* _Problem_: The goal is an unaltered copy of the records below, minus any images.

________________________________________

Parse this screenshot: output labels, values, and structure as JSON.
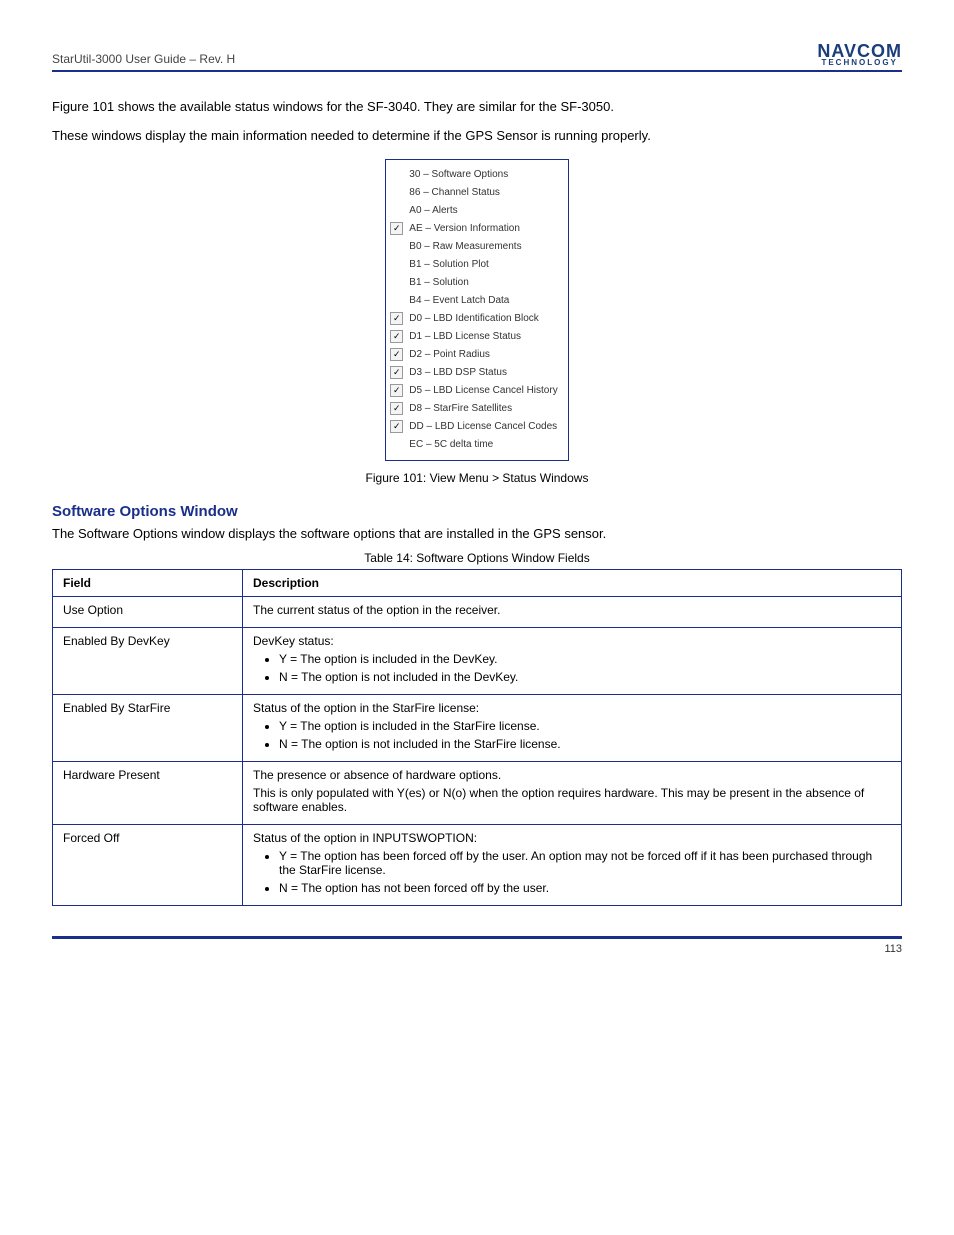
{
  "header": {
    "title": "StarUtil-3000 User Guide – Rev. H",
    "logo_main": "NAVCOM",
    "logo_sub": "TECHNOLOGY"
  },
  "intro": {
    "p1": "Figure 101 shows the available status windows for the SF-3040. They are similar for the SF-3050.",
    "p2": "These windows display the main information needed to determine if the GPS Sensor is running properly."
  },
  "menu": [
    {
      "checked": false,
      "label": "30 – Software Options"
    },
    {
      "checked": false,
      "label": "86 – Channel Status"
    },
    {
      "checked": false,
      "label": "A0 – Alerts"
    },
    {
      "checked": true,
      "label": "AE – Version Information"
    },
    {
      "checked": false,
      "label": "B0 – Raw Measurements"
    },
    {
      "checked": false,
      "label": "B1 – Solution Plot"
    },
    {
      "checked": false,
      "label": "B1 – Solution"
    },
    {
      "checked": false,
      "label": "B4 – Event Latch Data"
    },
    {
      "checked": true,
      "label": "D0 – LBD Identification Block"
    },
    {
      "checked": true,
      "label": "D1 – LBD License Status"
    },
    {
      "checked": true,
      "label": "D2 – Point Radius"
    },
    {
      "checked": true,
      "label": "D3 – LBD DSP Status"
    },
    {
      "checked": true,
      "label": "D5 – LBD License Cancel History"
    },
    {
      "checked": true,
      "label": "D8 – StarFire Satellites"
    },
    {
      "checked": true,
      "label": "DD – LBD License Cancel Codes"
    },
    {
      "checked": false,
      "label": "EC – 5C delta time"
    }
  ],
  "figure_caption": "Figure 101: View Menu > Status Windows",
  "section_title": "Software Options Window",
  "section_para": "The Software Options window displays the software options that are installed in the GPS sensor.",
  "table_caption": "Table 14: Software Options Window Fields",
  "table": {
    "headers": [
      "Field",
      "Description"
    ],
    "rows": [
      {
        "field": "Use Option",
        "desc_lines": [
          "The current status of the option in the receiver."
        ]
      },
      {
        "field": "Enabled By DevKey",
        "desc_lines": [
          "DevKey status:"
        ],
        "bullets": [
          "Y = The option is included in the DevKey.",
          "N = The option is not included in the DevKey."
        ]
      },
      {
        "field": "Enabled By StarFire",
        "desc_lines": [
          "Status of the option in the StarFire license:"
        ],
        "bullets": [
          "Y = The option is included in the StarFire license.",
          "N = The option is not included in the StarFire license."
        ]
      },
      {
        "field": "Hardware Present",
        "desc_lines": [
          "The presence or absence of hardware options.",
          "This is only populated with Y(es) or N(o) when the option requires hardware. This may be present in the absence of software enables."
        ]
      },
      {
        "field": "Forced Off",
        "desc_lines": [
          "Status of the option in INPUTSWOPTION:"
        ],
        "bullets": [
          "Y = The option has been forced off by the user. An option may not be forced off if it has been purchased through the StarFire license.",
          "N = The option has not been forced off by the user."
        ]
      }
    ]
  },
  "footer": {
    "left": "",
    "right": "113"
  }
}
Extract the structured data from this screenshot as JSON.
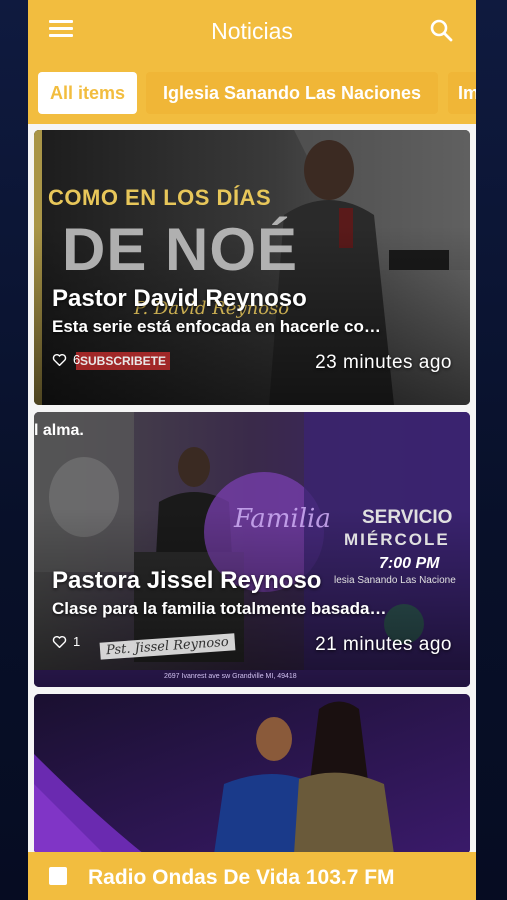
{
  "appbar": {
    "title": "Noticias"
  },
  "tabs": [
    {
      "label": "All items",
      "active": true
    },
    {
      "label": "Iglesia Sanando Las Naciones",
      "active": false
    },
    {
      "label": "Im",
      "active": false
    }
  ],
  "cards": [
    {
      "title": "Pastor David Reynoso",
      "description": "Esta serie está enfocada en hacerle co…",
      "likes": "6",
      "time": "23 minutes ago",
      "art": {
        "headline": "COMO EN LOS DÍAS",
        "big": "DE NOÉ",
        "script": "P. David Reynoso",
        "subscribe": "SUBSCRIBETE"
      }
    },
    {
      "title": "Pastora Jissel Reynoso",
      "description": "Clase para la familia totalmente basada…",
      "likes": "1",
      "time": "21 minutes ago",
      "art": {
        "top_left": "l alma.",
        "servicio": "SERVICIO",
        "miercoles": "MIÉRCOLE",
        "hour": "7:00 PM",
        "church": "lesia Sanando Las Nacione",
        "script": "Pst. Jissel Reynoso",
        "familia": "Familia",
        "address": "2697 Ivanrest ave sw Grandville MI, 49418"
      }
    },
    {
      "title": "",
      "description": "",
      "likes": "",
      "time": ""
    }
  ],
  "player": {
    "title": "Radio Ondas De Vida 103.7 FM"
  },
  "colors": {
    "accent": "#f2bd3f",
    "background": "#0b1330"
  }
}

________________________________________

* _Solved problem_:
Parse this screenshot: output labels, values, and structure as JSON.
{
  "header": {
    "title": "StarUtil-3000 User Guide – Rev. H",
    "logo_main": "NAVCOM",
    "logo_sub": "TECHNOLOGY"
  },
  "intro": {
    "p1": "Figure 101 shows the available status windows for the SF-3040. They are similar for the SF-3050.",
    "p2": "These windows display the main information needed to determine if the GPS Sensor is running properly."
  },
  "menu": [
    {
      "checked": false,
      "label": "30 – Software Options"
    },
    {
      "checked": false,
      "label": "86 – Channel Status"
    },
    {
      "checked": false,
      "label": "A0 – Alerts"
    },
    {
      "checked": true,
      "label": "AE – Version Information"
    },
    {
      "checked": false,
      "label": "B0 – Raw Measurements"
    },
    {
      "checked": false,
      "label": "B1 – Solution Plot"
    },
    {
      "checked": false,
      "label": "B1 – Solution"
    },
    {
      "checked": false,
      "label": "B4 – Event Latch Data"
    },
    {
      "checked": true,
      "label": "D0 – LBD Identification Block"
    },
    {
      "checked": true,
      "label": "D1 – LBD License Status"
    },
    {
      "checked": true,
      "label": "D2 – Point Radius"
    },
    {
      "checked": true,
      "label": "D3 – LBD DSP Status"
    },
    {
      "checked": true,
      "label": "D5 – LBD License Cancel History"
    },
    {
      "checked": true,
      "label": "D8 – StarFire Satellites"
    },
    {
      "checked": true,
      "label": "DD – LBD License Cancel Codes"
    },
    {
      "checked": false,
      "label": "EC – 5C delta time"
    }
  ],
  "figure_caption": "Figure 101: View Menu > Status Windows",
  "section_title": "Software Options Window",
  "section_para": "The Software Options window displays the software options that are installed in the GPS sensor.",
  "table_caption": "Table 14: Software Options Window Fields",
  "table": {
    "headers": [
      "Field",
      "Description"
    ],
    "rows": [
      {
        "field": "Use Option",
        "desc_lines": [
          "The current status of the option in the receiver."
        ]
      },
      {
        "field": "Enabled By DevKey",
        "desc_lines": [
          "DevKey status:"
        ],
        "bullets": [
          "Y = The option is included in the DevKey.",
          "N = The option is not included in the DevKey."
        ]
      },
      {
        "field": "Enabled By StarFire",
        "desc_lines": [
          "Status of the option in the StarFire license:"
        ],
        "bullets": [
          "Y = The option is included in the StarFire license.",
          "N = The option is not included in the StarFire license."
        ]
      },
      {
        "field": "Hardware Present",
        "desc_lines": [
          "The presence or absence of hardware options.",
          "This is only populated with Y(es) or N(o) when the option requires hardware. This may be present in the absence of software enables."
        ]
      },
      {
        "field": "Forced Off",
        "desc_lines": [
          "Status of the option in INPUTSWOPTION:"
        ],
        "bullets": [
          "Y = The option has been forced off by the user. An option may not be forced off if it has been purchased through the StarFire license.",
          "N = The option has not been forced off by the user."
        ]
      }
    ]
  },
  "footer": {
    "left": "",
    "right": "113"
  }
}
Extract the structured data from this screenshot as JSON.
{
  "appbar": {
    "title": "Noticias"
  },
  "tabs": [
    {
      "label": "All items",
      "active": true
    },
    {
      "label": "Iglesia Sanando Las Naciones",
      "active": false
    },
    {
      "label": "Im",
      "active": false
    }
  ],
  "cards": [
    {
      "title": "Pastor David Reynoso",
      "description": "Esta serie está enfocada en hacerle co…",
      "likes": "6",
      "time": "23 minutes ago",
      "art": {
        "headline": "COMO EN LOS DÍAS",
        "big": "DE NOÉ",
        "script": "P. David Reynoso",
        "subscribe": "SUBSCRIBETE"
      }
    },
    {
      "title": "Pastora Jissel Reynoso",
      "description": "Clase para la familia totalmente basada…",
      "likes": "1",
      "time": "21 minutes ago",
      "art": {
        "top_left": "l alma.",
        "servicio": "SERVICIO",
        "miercoles": "MIÉRCOLE",
        "hour": "7:00 PM",
        "church": "lesia Sanando Las Nacione",
        "script": "Pst. Jissel Reynoso",
        "familia": "Familia",
        "address": "2697 Ivanrest ave sw Grandville MI, 49418"
      }
    },
    {
      "title": "",
      "description": "",
      "likes": "",
      "time": ""
    }
  ],
  "player": {
    "title": "Radio Ondas De Vida 103.7 FM"
  },
  "colors": {
    "accent": "#f2bd3f",
    "background": "#0b1330"
  }
}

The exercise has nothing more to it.